4. Writing query letters like an amateur. There are many rules that should be followed when an author is writing query letters. When an author brags, grovels, and generally exposes his lack of professionalism, literary agents don’t pay any attention to his work.
5. Missing deadlines. Authors who send query letters usually promise to deliver part of their books or their synopses within a certain time. It is a mortal sin for an author to promise to deliver some of his work but fail to meet his own deadline. Agents deal with strict deadlines and any sign that an author will be unable to deliver work on time is discouraging for the agents.

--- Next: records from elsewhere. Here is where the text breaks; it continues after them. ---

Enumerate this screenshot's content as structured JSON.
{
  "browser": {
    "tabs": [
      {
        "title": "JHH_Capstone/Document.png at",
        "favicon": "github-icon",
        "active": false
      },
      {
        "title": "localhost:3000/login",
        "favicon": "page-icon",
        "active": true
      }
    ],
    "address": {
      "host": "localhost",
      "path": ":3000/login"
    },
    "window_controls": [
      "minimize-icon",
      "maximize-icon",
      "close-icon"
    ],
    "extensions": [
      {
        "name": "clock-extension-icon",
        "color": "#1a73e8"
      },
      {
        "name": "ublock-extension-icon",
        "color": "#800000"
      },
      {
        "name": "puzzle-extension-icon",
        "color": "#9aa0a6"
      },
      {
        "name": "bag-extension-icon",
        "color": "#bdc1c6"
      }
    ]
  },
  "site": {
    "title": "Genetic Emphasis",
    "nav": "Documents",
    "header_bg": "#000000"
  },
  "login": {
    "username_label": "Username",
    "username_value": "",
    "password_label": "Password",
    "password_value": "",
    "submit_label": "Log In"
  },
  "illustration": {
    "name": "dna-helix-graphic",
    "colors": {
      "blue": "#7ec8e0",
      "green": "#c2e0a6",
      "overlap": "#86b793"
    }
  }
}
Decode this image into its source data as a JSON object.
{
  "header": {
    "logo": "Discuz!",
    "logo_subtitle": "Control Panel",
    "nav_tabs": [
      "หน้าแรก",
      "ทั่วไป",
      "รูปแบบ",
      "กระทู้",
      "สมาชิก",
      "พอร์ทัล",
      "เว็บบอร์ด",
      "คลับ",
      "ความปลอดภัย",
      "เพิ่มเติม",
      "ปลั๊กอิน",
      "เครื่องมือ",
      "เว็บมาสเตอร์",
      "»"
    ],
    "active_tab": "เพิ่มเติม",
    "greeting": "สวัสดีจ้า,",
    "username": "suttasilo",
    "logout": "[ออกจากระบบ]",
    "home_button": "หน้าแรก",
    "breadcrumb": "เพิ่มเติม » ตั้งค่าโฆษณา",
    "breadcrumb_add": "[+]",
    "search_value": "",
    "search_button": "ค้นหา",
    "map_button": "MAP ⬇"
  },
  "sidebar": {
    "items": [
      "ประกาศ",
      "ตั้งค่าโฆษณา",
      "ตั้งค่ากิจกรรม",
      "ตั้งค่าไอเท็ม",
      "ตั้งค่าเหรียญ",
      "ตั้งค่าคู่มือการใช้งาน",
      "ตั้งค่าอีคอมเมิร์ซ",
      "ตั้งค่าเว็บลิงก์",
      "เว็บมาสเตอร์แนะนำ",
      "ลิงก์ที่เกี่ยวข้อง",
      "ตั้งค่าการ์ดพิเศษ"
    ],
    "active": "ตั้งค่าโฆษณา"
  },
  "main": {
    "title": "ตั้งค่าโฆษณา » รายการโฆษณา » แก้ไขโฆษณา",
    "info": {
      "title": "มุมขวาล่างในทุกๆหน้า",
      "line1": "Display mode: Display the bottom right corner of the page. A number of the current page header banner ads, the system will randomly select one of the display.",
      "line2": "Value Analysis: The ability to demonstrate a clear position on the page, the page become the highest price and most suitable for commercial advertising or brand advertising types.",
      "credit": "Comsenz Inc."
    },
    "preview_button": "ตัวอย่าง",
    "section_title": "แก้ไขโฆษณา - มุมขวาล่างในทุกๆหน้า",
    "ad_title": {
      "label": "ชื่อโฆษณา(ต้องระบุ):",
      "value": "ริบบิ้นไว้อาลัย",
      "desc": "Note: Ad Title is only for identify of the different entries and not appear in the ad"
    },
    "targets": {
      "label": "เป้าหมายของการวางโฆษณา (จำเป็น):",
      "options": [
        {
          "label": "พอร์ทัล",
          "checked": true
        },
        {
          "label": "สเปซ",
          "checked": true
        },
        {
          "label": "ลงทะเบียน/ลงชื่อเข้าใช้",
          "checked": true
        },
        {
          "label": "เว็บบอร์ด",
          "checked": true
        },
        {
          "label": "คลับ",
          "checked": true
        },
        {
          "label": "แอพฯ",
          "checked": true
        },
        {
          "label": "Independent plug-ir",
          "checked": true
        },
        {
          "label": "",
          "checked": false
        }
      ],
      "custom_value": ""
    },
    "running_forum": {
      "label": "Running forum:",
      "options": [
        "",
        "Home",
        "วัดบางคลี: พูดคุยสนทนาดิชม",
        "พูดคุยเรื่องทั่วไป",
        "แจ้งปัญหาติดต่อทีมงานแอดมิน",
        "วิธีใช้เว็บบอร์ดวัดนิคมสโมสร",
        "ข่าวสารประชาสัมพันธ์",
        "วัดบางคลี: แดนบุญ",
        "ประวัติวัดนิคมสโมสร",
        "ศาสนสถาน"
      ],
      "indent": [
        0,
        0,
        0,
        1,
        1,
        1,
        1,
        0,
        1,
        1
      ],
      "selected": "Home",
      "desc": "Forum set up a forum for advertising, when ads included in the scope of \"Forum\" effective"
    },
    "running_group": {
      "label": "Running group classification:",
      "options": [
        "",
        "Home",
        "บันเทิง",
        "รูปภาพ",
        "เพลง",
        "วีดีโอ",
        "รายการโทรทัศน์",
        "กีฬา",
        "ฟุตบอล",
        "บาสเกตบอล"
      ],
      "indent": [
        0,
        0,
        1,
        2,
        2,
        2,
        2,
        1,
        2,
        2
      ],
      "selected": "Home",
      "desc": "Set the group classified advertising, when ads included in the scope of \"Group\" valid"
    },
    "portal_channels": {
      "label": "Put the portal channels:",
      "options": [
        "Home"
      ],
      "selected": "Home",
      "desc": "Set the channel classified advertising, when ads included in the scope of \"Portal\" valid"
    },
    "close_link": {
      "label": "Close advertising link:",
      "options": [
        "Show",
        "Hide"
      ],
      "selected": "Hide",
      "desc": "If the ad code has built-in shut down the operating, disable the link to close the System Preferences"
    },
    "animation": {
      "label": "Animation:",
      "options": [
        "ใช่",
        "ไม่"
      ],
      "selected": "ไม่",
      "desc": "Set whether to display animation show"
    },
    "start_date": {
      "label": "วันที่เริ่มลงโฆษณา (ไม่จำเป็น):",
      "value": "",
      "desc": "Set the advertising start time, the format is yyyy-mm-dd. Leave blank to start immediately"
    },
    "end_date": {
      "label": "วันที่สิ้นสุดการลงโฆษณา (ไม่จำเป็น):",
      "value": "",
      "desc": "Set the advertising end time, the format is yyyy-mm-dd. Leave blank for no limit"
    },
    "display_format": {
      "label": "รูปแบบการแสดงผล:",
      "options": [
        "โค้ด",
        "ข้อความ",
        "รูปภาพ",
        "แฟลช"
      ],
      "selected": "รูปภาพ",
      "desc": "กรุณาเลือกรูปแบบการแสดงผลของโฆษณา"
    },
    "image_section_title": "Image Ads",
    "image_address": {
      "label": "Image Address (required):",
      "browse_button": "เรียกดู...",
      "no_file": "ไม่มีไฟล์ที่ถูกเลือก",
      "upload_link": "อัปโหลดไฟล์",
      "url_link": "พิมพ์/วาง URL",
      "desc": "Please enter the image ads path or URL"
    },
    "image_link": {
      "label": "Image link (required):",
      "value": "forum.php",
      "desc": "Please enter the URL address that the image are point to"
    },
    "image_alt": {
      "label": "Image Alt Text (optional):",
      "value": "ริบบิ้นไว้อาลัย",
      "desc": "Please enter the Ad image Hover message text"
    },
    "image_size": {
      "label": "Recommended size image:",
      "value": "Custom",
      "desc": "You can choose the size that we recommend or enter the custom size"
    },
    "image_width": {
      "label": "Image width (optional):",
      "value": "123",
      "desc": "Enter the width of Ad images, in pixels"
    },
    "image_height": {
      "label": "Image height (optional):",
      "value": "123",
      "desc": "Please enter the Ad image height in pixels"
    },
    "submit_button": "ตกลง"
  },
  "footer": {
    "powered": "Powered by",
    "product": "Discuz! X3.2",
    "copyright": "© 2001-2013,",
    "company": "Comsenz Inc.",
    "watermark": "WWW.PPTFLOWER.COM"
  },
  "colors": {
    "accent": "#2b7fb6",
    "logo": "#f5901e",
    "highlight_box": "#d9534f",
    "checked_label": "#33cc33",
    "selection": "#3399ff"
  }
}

6. Insisting on participating in the process. An agent is a professional and he does not need any author demanding for his ideas to be considered. Authors who like to second-guess the advice they are given by agents are usually avoided by agents. If an author wants to be involved, his role should be that of a silent observer.
7. Querying without the right material. There are some agents who only represent works from particular genres. If an author submits work to them that belongs in another genre, the agents are definitely going to be annoyed.
8. Being a prima donna. You might be one of the lucky authors to land a book contract. However, this does not give you the right to suddenly become high-maintenance. You should be realistic in your requests to avoid getting in agents' bad books.
9. Using gimmicks to attract attention. Gimmicks seem pretentious and they are often more annoying than enjoyable.
10. Taking rejection with immaturity. You should always be gracious, even when your work gets rejected. Don’t start an online smear campaign against the agent for rejecting your book.